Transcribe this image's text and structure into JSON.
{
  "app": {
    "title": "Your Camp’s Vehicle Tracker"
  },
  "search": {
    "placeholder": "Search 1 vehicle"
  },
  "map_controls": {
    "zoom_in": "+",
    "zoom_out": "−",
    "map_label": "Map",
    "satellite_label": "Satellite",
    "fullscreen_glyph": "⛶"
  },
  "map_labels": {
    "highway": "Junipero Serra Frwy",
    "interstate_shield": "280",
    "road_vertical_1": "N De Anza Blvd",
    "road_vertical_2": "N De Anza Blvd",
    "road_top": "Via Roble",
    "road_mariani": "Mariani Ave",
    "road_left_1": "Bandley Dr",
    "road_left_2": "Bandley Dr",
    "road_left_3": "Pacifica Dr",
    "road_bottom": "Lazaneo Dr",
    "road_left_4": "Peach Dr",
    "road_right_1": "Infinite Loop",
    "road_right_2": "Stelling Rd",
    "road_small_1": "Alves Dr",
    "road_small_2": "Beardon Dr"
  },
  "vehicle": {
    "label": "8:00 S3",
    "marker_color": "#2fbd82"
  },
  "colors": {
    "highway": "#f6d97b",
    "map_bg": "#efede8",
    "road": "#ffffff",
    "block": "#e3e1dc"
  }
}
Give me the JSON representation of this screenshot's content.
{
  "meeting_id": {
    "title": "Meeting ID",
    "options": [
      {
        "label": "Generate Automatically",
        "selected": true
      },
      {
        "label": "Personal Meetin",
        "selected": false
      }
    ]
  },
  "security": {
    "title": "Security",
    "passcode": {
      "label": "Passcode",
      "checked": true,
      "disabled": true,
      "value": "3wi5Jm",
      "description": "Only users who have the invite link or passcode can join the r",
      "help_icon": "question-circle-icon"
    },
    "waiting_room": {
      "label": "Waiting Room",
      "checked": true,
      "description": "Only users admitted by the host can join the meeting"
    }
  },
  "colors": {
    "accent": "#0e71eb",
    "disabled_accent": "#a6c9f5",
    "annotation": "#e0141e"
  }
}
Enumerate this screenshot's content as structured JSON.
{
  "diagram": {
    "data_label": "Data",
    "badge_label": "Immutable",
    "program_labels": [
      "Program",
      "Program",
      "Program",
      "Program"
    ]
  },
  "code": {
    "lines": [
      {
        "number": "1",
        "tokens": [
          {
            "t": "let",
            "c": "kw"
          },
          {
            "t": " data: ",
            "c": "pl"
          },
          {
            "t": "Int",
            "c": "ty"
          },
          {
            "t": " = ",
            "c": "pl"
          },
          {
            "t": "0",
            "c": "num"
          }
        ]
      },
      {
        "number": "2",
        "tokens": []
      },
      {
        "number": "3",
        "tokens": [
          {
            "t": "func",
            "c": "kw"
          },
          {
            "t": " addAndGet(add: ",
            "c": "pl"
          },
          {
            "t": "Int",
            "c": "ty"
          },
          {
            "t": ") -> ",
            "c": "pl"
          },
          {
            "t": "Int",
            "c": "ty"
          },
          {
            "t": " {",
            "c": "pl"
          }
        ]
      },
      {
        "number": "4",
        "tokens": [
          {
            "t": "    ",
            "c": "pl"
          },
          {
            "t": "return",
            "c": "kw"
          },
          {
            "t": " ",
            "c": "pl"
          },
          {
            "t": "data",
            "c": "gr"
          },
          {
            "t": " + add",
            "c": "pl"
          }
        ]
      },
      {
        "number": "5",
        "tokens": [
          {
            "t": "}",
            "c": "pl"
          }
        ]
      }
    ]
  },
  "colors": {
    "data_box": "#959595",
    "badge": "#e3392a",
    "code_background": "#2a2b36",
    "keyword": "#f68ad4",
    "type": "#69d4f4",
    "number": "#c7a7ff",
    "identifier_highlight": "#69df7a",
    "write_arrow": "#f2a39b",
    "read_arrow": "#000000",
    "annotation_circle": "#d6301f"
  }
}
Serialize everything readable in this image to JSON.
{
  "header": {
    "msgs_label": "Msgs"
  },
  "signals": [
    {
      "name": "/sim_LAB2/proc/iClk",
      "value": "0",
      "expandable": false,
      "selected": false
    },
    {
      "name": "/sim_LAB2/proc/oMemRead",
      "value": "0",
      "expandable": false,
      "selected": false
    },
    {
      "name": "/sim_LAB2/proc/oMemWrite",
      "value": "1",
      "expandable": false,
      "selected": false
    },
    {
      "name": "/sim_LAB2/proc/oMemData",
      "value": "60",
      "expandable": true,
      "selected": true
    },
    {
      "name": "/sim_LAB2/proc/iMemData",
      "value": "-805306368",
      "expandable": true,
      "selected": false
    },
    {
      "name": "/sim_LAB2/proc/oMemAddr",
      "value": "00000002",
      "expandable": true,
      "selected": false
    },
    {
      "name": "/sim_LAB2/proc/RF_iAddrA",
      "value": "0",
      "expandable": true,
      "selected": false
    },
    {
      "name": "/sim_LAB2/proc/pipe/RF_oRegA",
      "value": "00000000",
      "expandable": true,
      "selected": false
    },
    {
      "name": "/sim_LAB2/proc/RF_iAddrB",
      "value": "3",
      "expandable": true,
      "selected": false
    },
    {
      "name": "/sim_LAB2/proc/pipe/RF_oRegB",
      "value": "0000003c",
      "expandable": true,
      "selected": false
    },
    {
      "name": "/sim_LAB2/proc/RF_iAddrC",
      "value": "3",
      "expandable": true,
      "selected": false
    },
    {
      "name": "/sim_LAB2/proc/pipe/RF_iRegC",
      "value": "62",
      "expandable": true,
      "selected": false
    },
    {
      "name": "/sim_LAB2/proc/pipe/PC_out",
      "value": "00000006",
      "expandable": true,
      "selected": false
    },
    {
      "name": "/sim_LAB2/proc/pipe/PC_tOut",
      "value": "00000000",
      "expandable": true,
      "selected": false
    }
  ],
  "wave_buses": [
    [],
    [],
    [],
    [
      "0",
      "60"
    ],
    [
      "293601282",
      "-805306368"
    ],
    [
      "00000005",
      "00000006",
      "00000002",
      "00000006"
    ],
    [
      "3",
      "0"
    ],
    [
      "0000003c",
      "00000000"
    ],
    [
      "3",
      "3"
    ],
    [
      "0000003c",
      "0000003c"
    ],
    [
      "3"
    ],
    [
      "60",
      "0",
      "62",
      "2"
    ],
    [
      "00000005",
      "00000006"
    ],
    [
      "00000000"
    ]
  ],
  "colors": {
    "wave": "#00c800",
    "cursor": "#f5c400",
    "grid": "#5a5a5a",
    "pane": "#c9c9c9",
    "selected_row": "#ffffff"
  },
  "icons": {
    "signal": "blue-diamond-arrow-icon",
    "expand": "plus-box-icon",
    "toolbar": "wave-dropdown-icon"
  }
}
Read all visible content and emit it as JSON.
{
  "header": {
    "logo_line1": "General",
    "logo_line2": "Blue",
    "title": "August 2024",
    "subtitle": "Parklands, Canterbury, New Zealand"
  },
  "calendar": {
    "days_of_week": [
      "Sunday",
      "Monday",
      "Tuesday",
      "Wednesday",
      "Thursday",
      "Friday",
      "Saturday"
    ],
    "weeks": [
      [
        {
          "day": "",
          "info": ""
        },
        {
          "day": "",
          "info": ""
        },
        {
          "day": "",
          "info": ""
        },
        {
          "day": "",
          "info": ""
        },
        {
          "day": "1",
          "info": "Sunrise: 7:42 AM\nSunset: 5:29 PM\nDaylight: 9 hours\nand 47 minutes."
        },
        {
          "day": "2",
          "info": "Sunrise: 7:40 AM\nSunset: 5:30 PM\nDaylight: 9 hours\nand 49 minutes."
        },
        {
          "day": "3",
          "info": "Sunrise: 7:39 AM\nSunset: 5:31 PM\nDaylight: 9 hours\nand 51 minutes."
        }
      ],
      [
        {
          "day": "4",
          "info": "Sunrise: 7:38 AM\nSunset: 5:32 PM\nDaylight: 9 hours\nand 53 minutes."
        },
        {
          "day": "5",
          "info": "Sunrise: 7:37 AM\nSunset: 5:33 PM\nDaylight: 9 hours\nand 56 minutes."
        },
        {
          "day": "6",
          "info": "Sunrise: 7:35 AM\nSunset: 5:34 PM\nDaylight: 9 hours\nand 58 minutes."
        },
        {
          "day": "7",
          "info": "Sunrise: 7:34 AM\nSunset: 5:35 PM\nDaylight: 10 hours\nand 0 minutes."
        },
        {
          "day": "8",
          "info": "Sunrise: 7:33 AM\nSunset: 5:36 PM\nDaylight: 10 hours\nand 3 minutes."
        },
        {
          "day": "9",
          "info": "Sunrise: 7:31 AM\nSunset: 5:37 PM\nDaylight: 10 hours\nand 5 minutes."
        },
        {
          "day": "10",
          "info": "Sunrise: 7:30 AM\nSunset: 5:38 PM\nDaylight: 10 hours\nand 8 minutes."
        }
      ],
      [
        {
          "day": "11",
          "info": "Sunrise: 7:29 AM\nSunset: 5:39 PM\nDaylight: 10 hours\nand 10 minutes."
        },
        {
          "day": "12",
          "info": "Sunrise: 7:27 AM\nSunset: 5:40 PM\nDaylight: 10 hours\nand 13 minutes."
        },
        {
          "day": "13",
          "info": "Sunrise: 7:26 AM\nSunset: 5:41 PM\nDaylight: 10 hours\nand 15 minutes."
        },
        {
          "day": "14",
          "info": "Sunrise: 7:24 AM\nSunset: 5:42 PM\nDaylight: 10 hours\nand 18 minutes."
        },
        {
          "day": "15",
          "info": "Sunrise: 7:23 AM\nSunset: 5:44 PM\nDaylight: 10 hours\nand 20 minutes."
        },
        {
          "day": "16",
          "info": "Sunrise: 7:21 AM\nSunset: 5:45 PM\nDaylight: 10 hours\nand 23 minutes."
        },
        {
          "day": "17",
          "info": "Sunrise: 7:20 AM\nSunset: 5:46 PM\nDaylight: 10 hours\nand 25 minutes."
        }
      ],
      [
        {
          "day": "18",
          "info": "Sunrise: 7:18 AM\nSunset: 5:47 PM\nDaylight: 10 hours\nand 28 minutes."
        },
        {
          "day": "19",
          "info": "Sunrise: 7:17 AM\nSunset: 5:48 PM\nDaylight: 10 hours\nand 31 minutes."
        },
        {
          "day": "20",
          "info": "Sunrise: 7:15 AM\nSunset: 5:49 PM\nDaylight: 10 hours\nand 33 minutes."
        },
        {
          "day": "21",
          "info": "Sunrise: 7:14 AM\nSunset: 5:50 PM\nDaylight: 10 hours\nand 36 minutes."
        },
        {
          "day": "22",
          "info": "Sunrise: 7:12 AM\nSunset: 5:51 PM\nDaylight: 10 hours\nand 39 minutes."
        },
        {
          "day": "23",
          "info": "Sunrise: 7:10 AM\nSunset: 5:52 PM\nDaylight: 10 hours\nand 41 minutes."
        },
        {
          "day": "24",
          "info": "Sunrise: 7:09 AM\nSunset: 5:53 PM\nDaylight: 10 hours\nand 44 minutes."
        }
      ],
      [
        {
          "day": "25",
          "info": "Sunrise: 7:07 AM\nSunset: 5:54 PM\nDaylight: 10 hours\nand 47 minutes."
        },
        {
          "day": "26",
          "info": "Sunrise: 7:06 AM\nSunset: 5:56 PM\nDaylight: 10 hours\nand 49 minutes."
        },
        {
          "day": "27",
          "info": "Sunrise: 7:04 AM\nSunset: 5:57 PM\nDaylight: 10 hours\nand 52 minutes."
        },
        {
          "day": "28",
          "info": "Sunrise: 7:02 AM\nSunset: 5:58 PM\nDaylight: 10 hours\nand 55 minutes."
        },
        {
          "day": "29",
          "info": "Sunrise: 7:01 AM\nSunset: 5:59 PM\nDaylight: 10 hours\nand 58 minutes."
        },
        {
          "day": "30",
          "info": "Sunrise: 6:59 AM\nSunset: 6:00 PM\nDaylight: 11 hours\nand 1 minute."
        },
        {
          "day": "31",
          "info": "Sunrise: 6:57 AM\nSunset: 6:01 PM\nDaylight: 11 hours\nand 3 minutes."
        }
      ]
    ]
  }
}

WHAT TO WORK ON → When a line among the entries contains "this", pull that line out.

ANSWER TO THE EXERCISE →
Transcribe this image's text and structure into JSON.
Give me the JSON representation of this screenshot's content.
Enumerate this screenshot's content as structured JSON.
Serialize everything readable in this image to JSON.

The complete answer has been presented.